(Data extracted from a collection)
- - -
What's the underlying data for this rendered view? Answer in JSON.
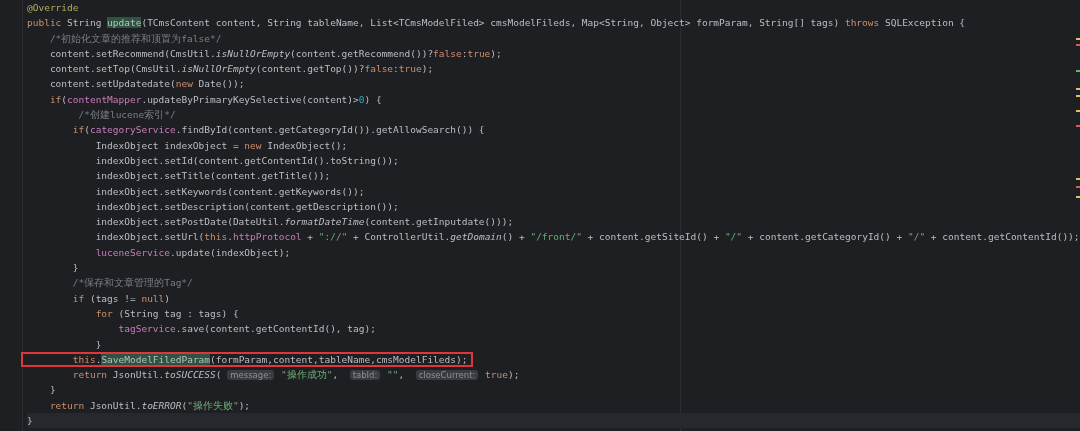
{
  "editor": {
    "lines": [
      {
        "boxed": false,
        "tokens": [
          {
            "kind": "annotation",
            "text": "@Override"
          }
        ]
      },
      {
        "boxed": false,
        "tokens": [
          {
            "kind": "keyword",
            "text": "public "
          },
          {
            "kind": "plain",
            "text": "String "
          },
          {
            "kind": "match",
            "text": "update"
          },
          {
            "kind": "plain",
            "text": "(TCmsContent content, String tableName, List<TCmsModelFiled> cmsModelFileds, Map<String, Object> formParam, String[] tags) "
          },
          {
            "kind": "keyword",
            "text": "throws "
          },
          {
            "kind": "plain",
            "text": "SQLException {"
          }
        ]
      },
      {
        "boxed": false,
        "tokens": [
          {
            "kind": "comment",
            "text": "    /*初始化文章的推荐和顶置为false*/"
          }
        ]
      },
      {
        "boxed": false,
        "tokens": [
          {
            "kind": "plain",
            "text": "    content.setRecommend(CmsUtil."
          },
          {
            "kind": "static",
            "text": "isNullOrEmpty"
          },
          {
            "kind": "plain",
            "text": "(content.getRecommend())?"
          },
          {
            "kind": "keyword",
            "text": "false"
          },
          {
            "kind": "plain",
            "text": ":"
          },
          {
            "kind": "keyword",
            "text": "true"
          },
          {
            "kind": "plain",
            "text": ");"
          }
        ]
      },
      {
        "boxed": false,
        "tokens": [
          {
            "kind": "plain",
            "text": "    content.setTop(CmsUtil."
          },
          {
            "kind": "static",
            "text": "isNullOrEmpty"
          },
          {
            "kind": "plain",
            "text": "(content.getTop())?"
          },
          {
            "kind": "keyword",
            "text": "false"
          },
          {
            "kind": "plain",
            "text": ":"
          },
          {
            "kind": "keyword",
            "text": "true"
          },
          {
            "kind": "plain",
            "text": ");"
          }
        ]
      },
      {
        "boxed": false,
        "tokens": [
          {
            "kind": "plain",
            "text": "    content.setUpdatedate("
          },
          {
            "kind": "keyword",
            "text": "new "
          },
          {
            "kind": "plain",
            "text": "Date());"
          }
        ]
      },
      {
        "boxed": false,
        "tokens": [
          {
            "kind": "keyword",
            "text": "    if"
          },
          {
            "kind": "plain",
            "text": "("
          },
          {
            "kind": "field",
            "text": "contentMapper"
          },
          {
            "kind": "plain",
            "text": ".updateByPrimaryKeySelective(content)>"
          },
          {
            "kind": "number",
            "text": "0"
          },
          {
            "kind": "plain",
            "text": ") {"
          }
        ]
      },
      {
        "boxed": false,
        "tokens": [
          {
            "kind": "comment",
            "text": "         /*创建lucene索引*/"
          }
        ]
      },
      {
        "boxed": false,
        "tokens": [
          {
            "kind": "keyword",
            "text": "        if"
          },
          {
            "kind": "plain",
            "text": "("
          },
          {
            "kind": "field",
            "text": "categoryService"
          },
          {
            "kind": "plain",
            "text": ".findById(content.getCategoryId()).getAllowSearch()) {"
          }
        ]
      },
      {
        "boxed": false,
        "tokens": [
          {
            "kind": "plain",
            "text": "            IndexObject indexObject = "
          },
          {
            "kind": "keyword",
            "text": "new "
          },
          {
            "kind": "plain",
            "text": "IndexObject();"
          }
        ]
      },
      {
        "boxed": false,
        "tokens": [
          {
            "kind": "plain",
            "text": "            indexObject.setId(content.getContentId().toString());"
          }
        ]
      },
      {
        "boxed": false,
        "tokens": [
          {
            "kind": "plain",
            "text": "            indexObject.setTitle(content.getTitle());"
          }
        ]
      },
      {
        "boxed": false,
        "tokens": [
          {
            "kind": "plain",
            "text": "            indexObject.setKeywords(content.getKeywords());"
          }
        ]
      },
      {
        "boxed": false,
        "tokens": [
          {
            "kind": "plain",
            "text": "            indexObject.setDescription(content.getDescription());"
          }
        ]
      },
      {
        "boxed": false,
        "tokens": [
          {
            "kind": "plain",
            "text": "            indexObject.setPostDate(DateUtil."
          },
          {
            "kind": "static",
            "text": "formatDateTime"
          },
          {
            "kind": "plain",
            "text": "(content.getInputdate()));"
          }
        ]
      },
      {
        "boxed": false,
        "tokens": [
          {
            "kind": "plain",
            "text": "            indexObject.setUrl("
          },
          {
            "kind": "keyword",
            "text": "this"
          },
          {
            "kind": "plain",
            "text": "."
          },
          {
            "kind": "field",
            "text": "httpProtocol"
          },
          {
            "kind": "plain",
            "text": " + "
          },
          {
            "kind": "string",
            "text": "\"://\""
          },
          {
            "kind": "plain",
            "text": " + ControllerUtil."
          },
          {
            "kind": "static",
            "text": "getDomain"
          },
          {
            "kind": "plain",
            "text": "() + "
          },
          {
            "kind": "string",
            "text": "\"/front/\""
          },
          {
            "kind": "plain",
            "text": " + content.getSiteId() + "
          },
          {
            "kind": "string",
            "text": "\"/\""
          },
          {
            "kind": "plain",
            "text": " + content.getCategoryId() + "
          },
          {
            "kind": "string",
            "text": "\"/\""
          },
          {
            "kind": "plain",
            "text": " + content.getContentId());"
          }
        ]
      },
      {
        "boxed": false,
        "tokens": [
          {
            "kind": "field",
            "text": "            luceneService"
          },
          {
            "kind": "plain",
            "text": ".update(indexObject);"
          }
        ]
      },
      {
        "boxed": false,
        "tokens": [
          {
            "kind": "plain",
            "text": "        }"
          }
        ]
      },
      {
        "boxed": false,
        "tokens": [
          {
            "kind": "comment",
            "text": "        /*保存和文章管理的Tag*/"
          }
        ]
      },
      {
        "boxed": false,
        "tokens": [
          {
            "kind": "keyword",
            "text": "        if "
          },
          {
            "kind": "plain",
            "text": "(tags != "
          },
          {
            "kind": "keyword",
            "text": "null"
          },
          {
            "kind": "plain",
            "text": ")"
          }
        ]
      },
      {
        "boxed": false,
        "tokens": [
          {
            "kind": "keyword",
            "text": "            for "
          },
          {
            "kind": "plain",
            "text": "(String tag : tags) {"
          }
        ]
      },
      {
        "boxed": false,
        "tokens": [
          {
            "kind": "field",
            "text": "                tagService"
          },
          {
            "kind": "plain",
            "text": ".save(content.getContentId(), tag);"
          }
        ]
      },
      {
        "boxed": false,
        "tokens": [
          {
            "kind": "plain",
            "text": "            }"
          }
        ]
      },
      {
        "boxed": true,
        "tokens": [
          {
            "kind": "keyword",
            "text": "        this"
          },
          {
            "kind": "plain",
            "text": "."
          },
          {
            "kind": "match",
            "text": "SaveModelFiledParam"
          },
          {
            "kind": "plain",
            "text": "(formParam,content,tableName,cmsModelFileds);"
          }
        ]
      },
      {
        "boxed": false,
        "tokens": [
          {
            "kind": "keyword",
            "text": "        return "
          },
          {
            "kind": "plain",
            "text": "JsonUtil."
          },
          {
            "kind": "static",
            "text": "toSUCCESS"
          },
          {
            "kind": "plain",
            "text": "( "
          },
          {
            "kind": "hint",
            "text": "message:"
          },
          {
            "kind": "string",
            "text": " \"操作成功\""
          },
          {
            "kind": "plain",
            "text": ",  "
          },
          {
            "kind": "hint",
            "text": "tabId:"
          },
          {
            "kind": "string",
            "text": " \"\""
          },
          {
            "kind": "plain",
            "text": ",  "
          },
          {
            "kind": "hint",
            "text": "closeCurrent:"
          },
          {
            "kind": "keyword",
            "text": " true"
          },
          {
            "kind": "plain",
            "text": ");"
          }
        ]
      },
      {
        "boxed": false,
        "tokens": [
          {
            "kind": "plain",
            "text": "    }"
          }
        ]
      },
      {
        "boxed": false,
        "tokens": [
          {
            "kind": "keyword",
            "text": "    return "
          },
          {
            "kind": "plain",
            "text": "JsonUtil."
          },
          {
            "kind": "static",
            "text": "toERROR"
          },
          {
            "kind": "plain",
            "text": "("
          },
          {
            "kind": "string",
            "text": "\"操作失败\""
          },
          {
            "kind": "plain",
            "text": ");"
          }
        ]
      },
      {
        "boxed": false,
        "tokens": [
          {
            "kind": "plain",
            "text": "}"
          }
        ]
      }
    ]
  }
}
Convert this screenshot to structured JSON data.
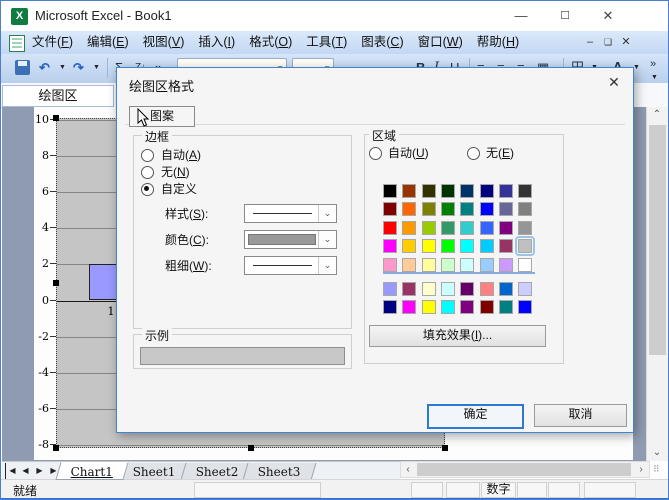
{
  "window": {
    "title": "Microsoft Excel - Book1"
  },
  "menu": {
    "items": [
      "文件(F)",
      "编辑(E)",
      "视图(V)",
      "插入(I)",
      "格式(O)",
      "工具(T)",
      "图表(C)",
      "窗口(W)",
      "帮助(H)"
    ]
  },
  "name_box": {
    "value": "绘图区"
  },
  "dialog": {
    "title": "绘图区格式",
    "tab": "图案",
    "border": {
      "label": "边框",
      "auto": "自动(A)",
      "none": "无(N)",
      "custom": "自定义",
      "selected": "custom",
      "style_label": "样式(S):",
      "color_label": "颜色(C):",
      "weight_label": "粗细(W):",
      "color_value": "#999999"
    },
    "sample": {
      "label": "示例",
      "fill": "#c8c8c8"
    },
    "area": {
      "label": "区域",
      "auto": "自动(U)",
      "none": "无(E)",
      "fill_effects": "填充效果(I)...",
      "selected_color": "#C0C0C0",
      "selected_cell": {
        "row": 3,
        "col": 7
      },
      "palette": [
        [
          "#000000",
          "#993300",
          "#333300",
          "#003300",
          "#003366",
          "#000080",
          "#333399",
          "#333333"
        ],
        [
          "#800000",
          "#FF6600",
          "#808000",
          "#008000",
          "#008080",
          "#0000FF",
          "#666699",
          "#808080"
        ],
        [
          "#FF0000",
          "#FF9900",
          "#99CC00",
          "#339966",
          "#33CCCC",
          "#3366FF",
          "#800080",
          "#969696"
        ],
        [
          "#FF00FF",
          "#FFCC00",
          "#FFFF00",
          "#00FF00",
          "#00FFFF",
          "#00CCFF",
          "#993366",
          "#C0C0C0"
        ],
        [
          "#FF99CC",
          "#FFCC99",
          "#FFFF99",
          "#CCFFCC",
          "#CCFFFF",
          "#99CCFF",
          "#CC99FF",
          "#FFFFFF"
        ],
        [
          "#9999FF",
          "#993366",
          "#FFFFCC",
          "#CCFFFF",
          "#660066",
          "#FF8080",
          "#0066CC",
          "#CCCCFF"
        ],
        [
          "#000080",
          "#FF00FF",
          "#FFFF00",
          "#00FFFF",
          "#800080",
          "#800000",
          "#008080",
          "#0000FF"
        ]
      ]
    },
    "ok": "确定",
    "cancel": "取消"
  },
  "chart_data": {
    "type": "bar",
    "categories": [
      "1"
    ],
    "values": [
      2
    ],
    "y_ticks": [
      10,
      8,
      6,
      4,
      2,
      0,
      -2,
      -4,
      -6,
      -8
    ],
    "ylim": [
      -8,
      10
    ],
    "bar_color": "#9999FF",
    "plot_fill": "#C0C0C0",
    "grid": true
  },
  "sheet_tabs": {
    "items": [
      {
        "label": "Chart1",
        "active": true
      },
      {
        "label": "Sheet1",
        "active": false
      },
      {
        "label": "Sheet2",
        "active": false
      },
      {
        "label": "Sheet3",
        "active": false
      }
    ]
  },
  "status": {
    "ready": "就绪",
    "num": "数字"
  }
}
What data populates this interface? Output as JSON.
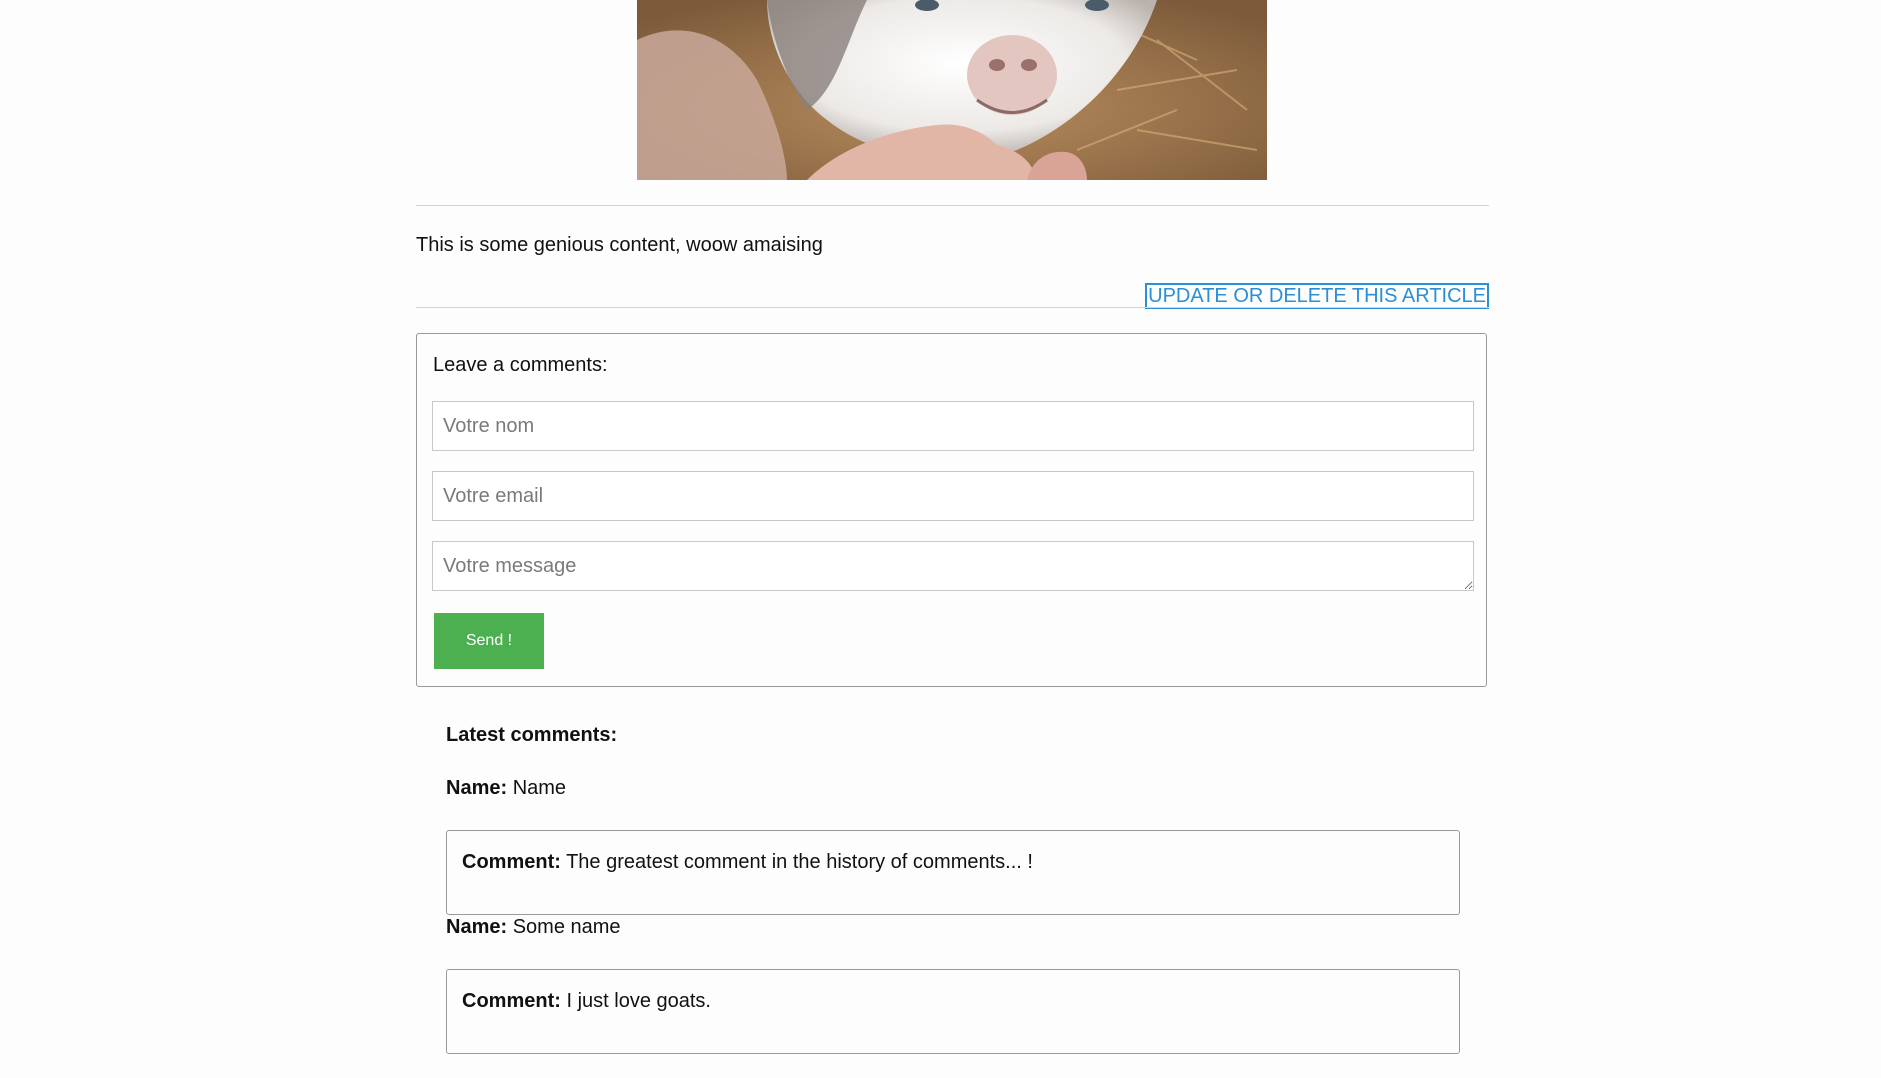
{
  "article": {
    "content": "This is some genious content, woow amaising",
    "update_link": "UPDATE OR DELETE THIS ARTICLE"
  },
  "comment_form": {
    "title": "Leave a comments:",
    "name_placeholder": "Votre nom",
    "email_placeholder": "Votre email",
    "message_placeholder": "Votre message",
    "send_label": "Send !"
  },
  "latest": {
    "title": "Latest comments:",
    "name_label": "Name:",
    "comment_label": "Comment:",
    "items": [
      {
        "name": "Name",
        "comment": "The greatest comment in the history of comments... !"
      },
      {
        "name": "Some name",
        "comment": "I just love goats."
      }
    ]
  },
  "colors": {
    "link": "#2a8fd6",
    "send_button": "#4caf50"
  }
}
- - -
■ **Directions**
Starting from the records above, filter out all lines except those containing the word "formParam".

■ **Task solution**
            "text": "(TCmsContent content, String tableName, List<TCmsModelFiled> cmsModelFileds, Map<String, Object> formParam, String[] tags) "
            "text": "(formParam,content,tableName,cmsModelFileds);"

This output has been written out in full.